Return all the data exactly, keeping the pictures out.

:::::

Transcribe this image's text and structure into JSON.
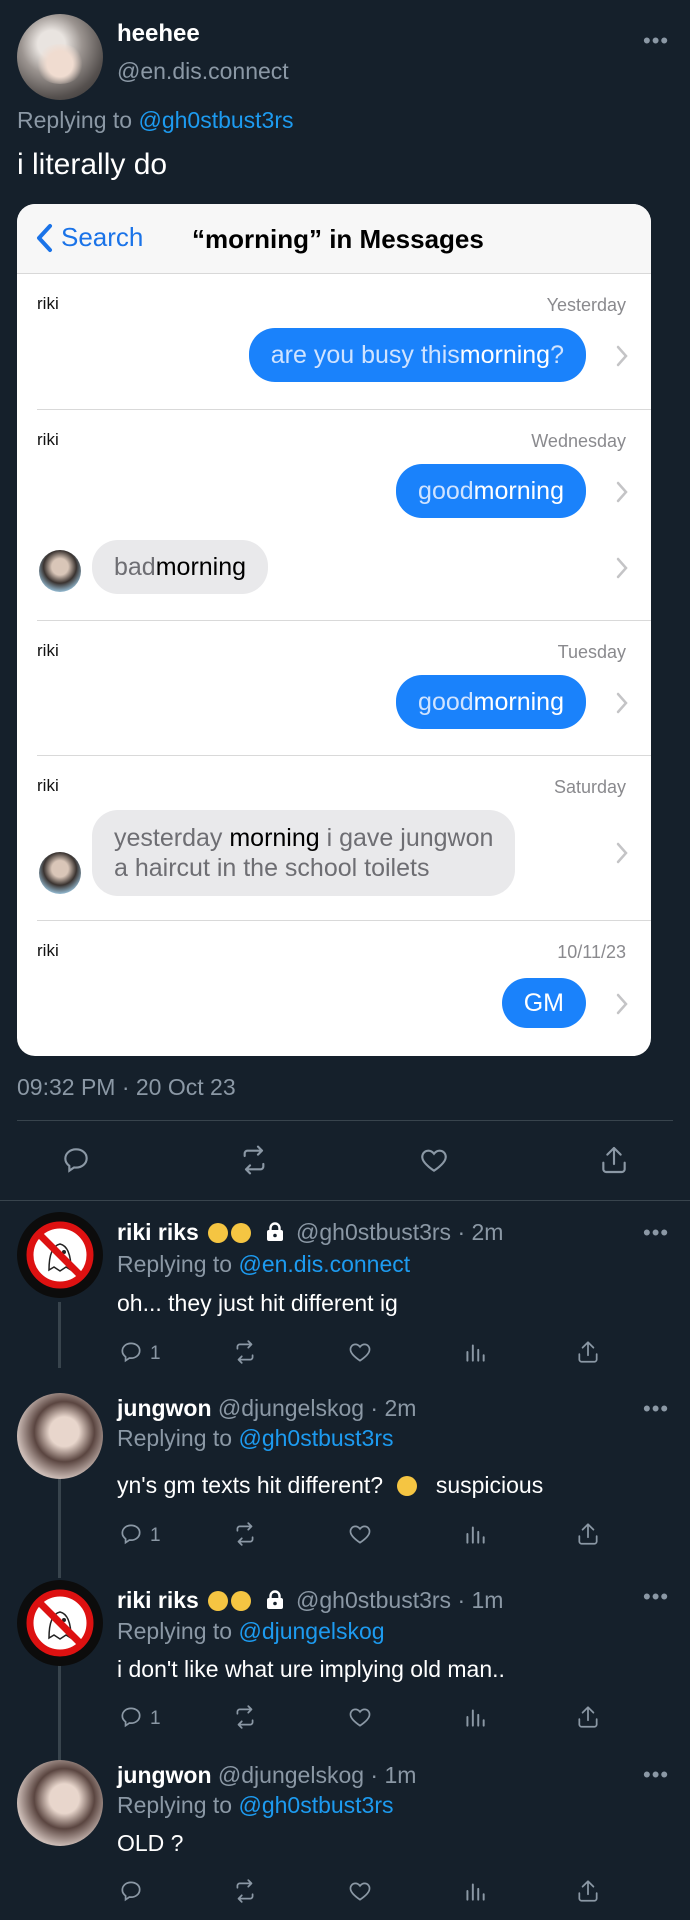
{
  "main_tweet": {
    "name": "heehee",
    "handle": "@en.dis.connect",
    "replying_prefix": "Replying to ",
    "replying_to": "@gh0stbust3rs",
    "text": "i literally do",
    "timestamp": "09:32 PM · 20 Oct 23",
    "more": "•••"
  },
  "screenshot": {
    "back_label": "Search",
    "title": "“morning” in Messages",
    "groups": [
      {
        "sender": "riki",
        "when": "Yesterday",
        "messages": [
          {
            "dir": "out",
            "before": "are you busy this ",
            "hl": "morning",
            "after": "?"
          }
        ]
      },
      {
        "sender": "riki",
        "when": "Wednesday",
        "messages": [
          {
            "dir": "out",
            "before": "good ",
            "hl": "morning",
            "after": ""
          },
          {
            "dir": "in",
            "before": "bad ",
            "hl": "morning",
            "after": ""
          }
        ]
      },
      {
        "sender": "riki",
        "when": "Tuesday",
        "messages": [
          {
            "dir": "out",
            "before": "good ",
            "hl": "morning",
            "after": ""
          }
        ]
      },
      {
        "sender": "riki",
        "when": "Saturday",
        "messages": [
          {
            "dir": "in",
            "before": "yesterday ",
            "hl": "morning",
            "after": " i gave jungwon",
            "line2": "a haircut in the school toilets"
          }
        ]
      },
      {
        "sender": "riki",
        "when": "10/11/23",
        "messages": [
          {
            "dir": "out",
            "before": "",
            "hl": "GM",
            "after": ""
          }
        ]
      }
    ]
  },
  "replies": [
    {
      "name": "riki riks",
      "handle": "@gh0stbust3rs",
      "time": "2m",
      "replying_to": "@en.dis.connect",
      "text": "oh... they just hit different ig",
      "reply_count": "1",
      "emoji": "😱😱",
      "locked": true
    },
    {
      "name": "jungwon",
      "handle": "@djungelskog",
      "time": "2m",
      "replying_to": "@gh0stbust3rs",
      "text": "yn's gm texts hit different?",
      "text_after": "suspicious",
      "reply_count": "1",
      "emoji_inline": "🤨"
    },
    {
      "name": "riki riks",
      "handle": "@gh0stbust3rs",
      "time": "1m",
      "replying_to": "@djungelskog",
      "text": "i don't like what ure implying old man..",
      "reply_count": "1",
      "emoji": "😱😱",
      "locked": true
    },
    {
      "name": "jungwon",
      "handle": "@djungelskog",
      "time": "1m",
      "replying_to": "@gh0stbust3rs",
      "text": "OLD ?",
      "reply_count": ""
    }
  ],
  "separator": " · ",
  "colors": {
    "background": "#15202b",
    "link": "#1d9bf0",
    "muted": "#8b98a5",
    "imessage_blue": "#1a82fb"
  }
}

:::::

**EXERCISE RESULT**
Transcribe this image's text and structure into JSON.
{
  "main_tweet": {
    "name": "heehee",
    "handle": "@en.dis.connect",
    "replying_prefix": "Replying to ",
    "replying_to": "@gh0stbust3rs",
    "text": "i literally do",
    "timestamp": "09:32 PM · 20 Oct 23",
    "more": "•••"
  },
  "screenshot": {
    "back_label": "Search",
    "title": "“morning” in Messages",
    "groups": [
      {
        "sender": "riki",
        "when": "Yesterday",
        "messages": [
          {
            "dir": "out",
            "before": "are you busy this ",
            "hl": "morning",
            "after": "?"
          }
        ]
      },
      {
        "sender": "riki",
        "when": "Wednesday",
        "messages": [
          {
            "dir": "out",
            "before": "good ",
            "hl": "morning",
            "after": ""
          },
          {
            "dir": "in",
            "before": "bad ",
            "hl": "morning",
            "after": ""
          }
        ]
      },
      {
        "sender": "riki",
        "when": "Tuesday",
        "messages": [
          {
            "dir": "out",
            "before": "good ",
            "hl": "morning",
            "after": ""
          }
        ]
      },
      {
        "sender": "riki",
        "when": "Saturday",
        "messages": [
          {
            "dir": "in",
            "before": "yesterday ",
            "hl": "morning",
            "after": " i gave jungwon",
            "line2": "a haircut in the school toilets"
          }
        ]
      },
      {
        "sender": "riki",
        "when": "10/11/23",
        "messages": [
          {
            "dir": "out",
            "before": "",
            "hl": "GM",
            "after": ""
          }
        ]
      }
    ]
  },
  "replies": [
    {
      "name": "riki riks",
      "handle": "@gh0stbust3rs",
      "time": "2m",
      "replying_to": "@en.dis.connect",
      "text": "oh... they just hit different ig",
      "reply_count": "1",
      "emoji": "😱😱",
      "locked": true
    },
    {
      "name": "jungwon",
      "handle": "@djungelskog",
      "time": "2m",
      "replying_to": "@gh0stbust3rs",
      "text": "yn's gm texts hit different?",
      "text_after": "suspicious",
      "reply_count": "1",
      "emoji_inline": "🤨"
    },
    {
      "name": "riki riks",
      "handle": "@gh0stbust3rs",
      "time": "1m",
      "replying_to": "@djungelskog",
      "text": "i don't like what ure implying old man..",
      "reply_count": "1",
      "emoji": "😱😱",
      "locked": true
    },
    {
      "name": "jungwon",
      "handle": "@djungelskog",
      "time": "1m",
      "replying_to": "@gh0stbust3rs",
      "text": "OLD ?",
      "reply_count": ""
    }
  ],
  "separator": " · ",
  "colors": {
    "background": "#15202b",
    "link": "#1d9bf0",
    "muted": "#8b98a5",
    "imessage_blue": "#1a82fb"
  }
}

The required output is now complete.